1. Professor Yaron Raviv should cease to have a role in CMC admissions process, and this should be in effect for a minimum of 3 years.
2. Professor Raviv should make a public statement acknowledging and taking responsibility for (i) his conduct in this episode and (ii) ensuring, in accordance with CMC’s Faculty Handbook, that his classroom is an environment that welcomes all students.
3. CMC leadership (President and Deans of Faculty & Students) should make a public statement that (a) decries this and all incidents of verbal racial attacks and (b) recognizes CMC’s responsibility to create an environment that welcomes, and does not merely tolerate, political dissent and free speech.
4. CMC agrees to give SJP a lead role in programming a minimum of three Athenaeum events per year for the next three years, with a budget commensurate with the average for all other Athenaeum speakers.

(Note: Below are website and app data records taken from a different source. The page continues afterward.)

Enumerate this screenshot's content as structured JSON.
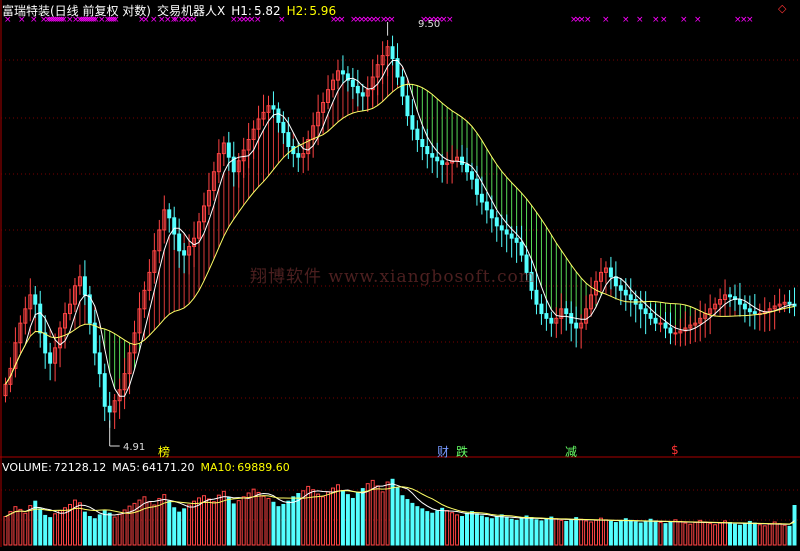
{
  "header": {
    "title": "富瑞特装(日线 前复权 对数)",
    "indicator": "交易机器人X",
    "h1_label": "H1:",
    "h1_value": "5.82",
    "h2_label": "H2:",
    "h2_value": "5.96"
  },
  "volume_header": {
    "vol_label": "VOLUME:",
    "vol_value": "72128.12",
    "ma5_label": "MA5:",
    "ma5_value": "64171.20",
    "ma10_label": "MA10:",
    "ma10_value": "69889.60"
  },
  "watermark": "翔博软件 www.xiangbosoft.com",
  "annotations": {
    "high": "9.50",
    "low": "4.91"
  },
  "events": [
    {
      "label": "榜",
      "color": "#ffff00"
    },
    {
      "label": "财",
      "color": "#7799ff"
    },
    {
      "label": "跌",
      "color": "#66ff66"
    },
    {
      "label": "减",
      "color": "#66ff66"
    },
    {
      "label": "$",
      "color": "#ff3333"
    }
  ],
  "top_controls": {
    "right_icon": "◇"
  },
  "colors": {
    "up": "#ff4444",
    "down": "#54ffff",
    "ma_short": "#ffffff",
    "ma_long": "#ffff66",
    "band_up": "#ff4444",
    "band_down": "#66ff66",
    "marker": "#ff00ff",
    "ma5": "#ffffff",
    "ma10": "#ffff66",
    "grid": "#7a0000",
    "axis": "#aa0000"
  },
  "chart_data": [
    {
      "type": "candlestick",
      "title": "富瑞特装(日线 前复权 对数)",
      "scale": "log",
      "ylim": [
        4.6,
        10.0
      ],
      "grid": true,
      "x": [
        1,
        2,
        3,
        4,
        5,
        6,
        7,
        8,
        9,
        10,
        11,
        12,
        13,
        14,
        15,
        16,
        17,
        18,
        19,
        20,
        21,
        22,
        23,
        24,
        25,
        26,
        27,
        28,
        29,
        30,
        31,
        32,
        33,
        34,
        35,
        36,
        37,
        38,
        39,
        40,
        41,
        42,
        43,
        44,
        45,
        46,
        47,
        48,
        49,
        50,
        51,
        52,
        53,
        54,
        55,
        56,
        57,
        58,
        59,
        60,
        61,
        62,
        63,
        64,
        65,
        66,
        67,
        68,
        69,
        70,
        71,
        72,
        73,
        74,
        75,
        76,
        77,
        78,
        79,
        80,
        81,
        82,
        83,
        84,
        85,
        86,
        87,
        88,
        89,
        90,
        91,
        92,
        93,
        94,
        95,
        96,
        97,
        98,
        99,
        100,
        101,
        102,
        103,
        104,
        105,
        106,
        107,
        108,
        109,
        110,
        111,
        112,
        113,
        114,
        115,
        116,
        117,
        118,
        119,
        120,
        121,
        122,
        123,
        124,
        125,
        126,
        127,
        128,
        129,
        130,
        131,
        132,
        133,
        134,
        135,
        136,
        137,
        138,
        139,
        140,
        141,
        142,
        143,
        144,
        145,
        146,
        147,
        148,
        149,
        150,
        151,
        152,
        153,
        154,
        155,
        156,
        157,
        158,
        159,
        160
      ],
      "close": [
        5.2,
        5.35,
        5.6,
        5.8,
        5.95,
        6.1,
        6.0,
        5.7,
        5.5,
        5.4,
        5.55,
        5.75,
        5.9,
        6.0,
        6.2,
        6.3,
        6.1,
        5.8,
        5.5,
        5.3,
        5.0,
        4.95,
        5.05,
        5.15,
        5.3,
        5.5,
        5.7,
        5.95,
        6.15,
        6.35,
        6.6,
        6.85,
        7.1,
        7.0,
        6.8,
        6.6,
        6.55,
        6.65,
        6.75,
        6.95,
        7.15,
        7.35,
        7.6,
        7.85,
        8.0,
        7.8,
        7.6,
        7.75,
        7.9,
        8.05,
        8.2,
        8.35,
        8.45,
        8.55,
        8.5,
        8.3,
        8.15,
        7.95,
        7.85,
        7.8,
        7.85,
        8.05,
        8.25,
        8.45,
        8.6,
        8.8,
        8.95,
        9.1,
        9.05,
        8.95,
        8.85,
        8.75,
        8.7,
        8.8,
        9.0,
        9.2,
        9.35,
        9.5,
        9.3,
        9.0,
        8.7,
        8.4,
        8.2,
        8.05,
        7.95,
        7.85,
        7.8,
        7.75,
        7.7,
        7.72,
        7.75,
        7.8,
        7.7,
        7.6,
        7.5,
        7.3,
        7.2,
        7.1,
        7.0,
        6.9,
        6.85,
        6.8,
        6.75,
        6.7,
        6.55,
        6.35,
        6.15,
        6.0,
        5.9,
        5.85,
        5.8,
        5.85,
        5.95,
        5.9,
        5.8,
        5.75,
        5.8,
        5.95,
        6.1,
        6.25,
        6.35,
        6.4,
        6.3,
        6.2,
        6.15,
        6.1,
        6.05,
        6.0,
        5.95,
        5.9,
        5.85,
        5.8,
        5.8,
        5.75,
        5.7,
        5.7,
        5.72,
        5.75,
        5.78,
        5.8,
        5.85,
        5.9,
        5.95,
        6.0,
        6.05,
        6.1,
        6.08,
        6.05,
        6.0,
        5.95,
        5.92,
        5.9,
        5.9,
        5.92,
        5.95,
        5.98,
        6.0,
        6.02,
        6.0,
        5.98
      ],
      "series": [
        {
          "name": "MA",
          "type": "line"
        },
        {
          "name": "MA-long",
          "type": "line"
        }
      ]
    },
    {
      "type": "bar",
      "title": "VOLUME",
      "categories": [],
      "values": [
        52000,
        61000,
        70000,
        65000,
        58000,
        72000,
        80000,
        66000,
        54000,
        50000,
        57000,
        63000,
        68000,
        74000,
        82000,
        77000,
        60000,
        52000,
        48000,
        55000,
        62000,
        58000,
        51000,
        56000,
        64000,
        71000,
        76000,
        82000,
        88000,
        79000,
        73000,
        85000,
        92000,
        80000,
        68000,
        60000,
        66000,
        73000,
        80000,
        86000,
        90000,
        84000,
        79000,
        91000,
        98000,
        87000,
        75000,
        81000,
        88000,
        95000,
        102000,
        96000,
        89000,
        85000,
        78000,
        70000,
        74000,
        80000,
        88000,
        94000,
        99000,
        107000,
        101000,
        93000,
        88000,
        97000,
        104000,
        110000,
        99000,
        92000,
        85000,
        96000,
        103000,
        112000,
        118000,
        108000,
        97000,
        115000,
        120000,
        104000,
        90000,
        83000,
        76000,
        70000,
        66000,
        61000,
        58000,
        62000,
        67000,
        63000,
        59000,
        55000,
        52000,
        58000,
        61000,
        57000,
        53000,
        50000,
        48000,
        52000,
        55000,
        51000,
        47000,
        45000,
        49000,
        53000,
        50000,
        46000,
        44000,
        47000,
        51000,
        48000,
        45000,
        43000,
        46000,
        50000,
        47000,
        44000,
        42000,
        45000,
        49000,
        46000,
        43000,
        41000,
        44000,
        48000,
        45000,
        42000,
        40000,
        43000,
        47000,
        44000,
        41000,
        39000,
        42000,
        46000,
        43000,
        40000,
        38000,
        41000,
        45000,
        42000,
        39000,
        37000,
        40000,
        44000,
        41000,
        38000,
        36000,
        39000,
        43000,
        40000,
        37000,
        35000,
        38000,
        42000,
        39000,
        36000,
        34000,
        72128
      ],
      "series": [
        {
          "name": "MA5",
          "type": "line"
        },
        {
          "name": "MA10",
          "type": "line"
        }
      ]
    }
  ]
}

5. The report on this grievance shall be made a permanent part of Professor Raviv’s personnel file at CMC and his conduct in this incident shall, necessarily, be an element in CMC’s next annual and next promotion review.
6. Professor Raviv will in 2013-2014 participate robustly in a SJP [or perhaps “L.A. ACLU, AAUP, or other organization designated by SJP”] organized public forum on the importance and value of welcoming political dissent and free speech on college and university campuses; such participation may involve completing readings in advance of such a forum.
“We drafted our remedial processes to be … very focused on education and not punishment, because we’re not out to get anybody,” Hamideh said. “We’re not out to punish anybody; we’re out to have our right to speak freely about the things that we feel need to be spoken about.”
As the CMC report holds the demonstrators at fault and does not accede to any of SJP’s requests, Hamideh is considering whether to proceed with a formal grievance. CMC has asked that he sign a confidentiality agreement if he chooses to do so.
View the CMC report here: Report to President Gann re SJP Event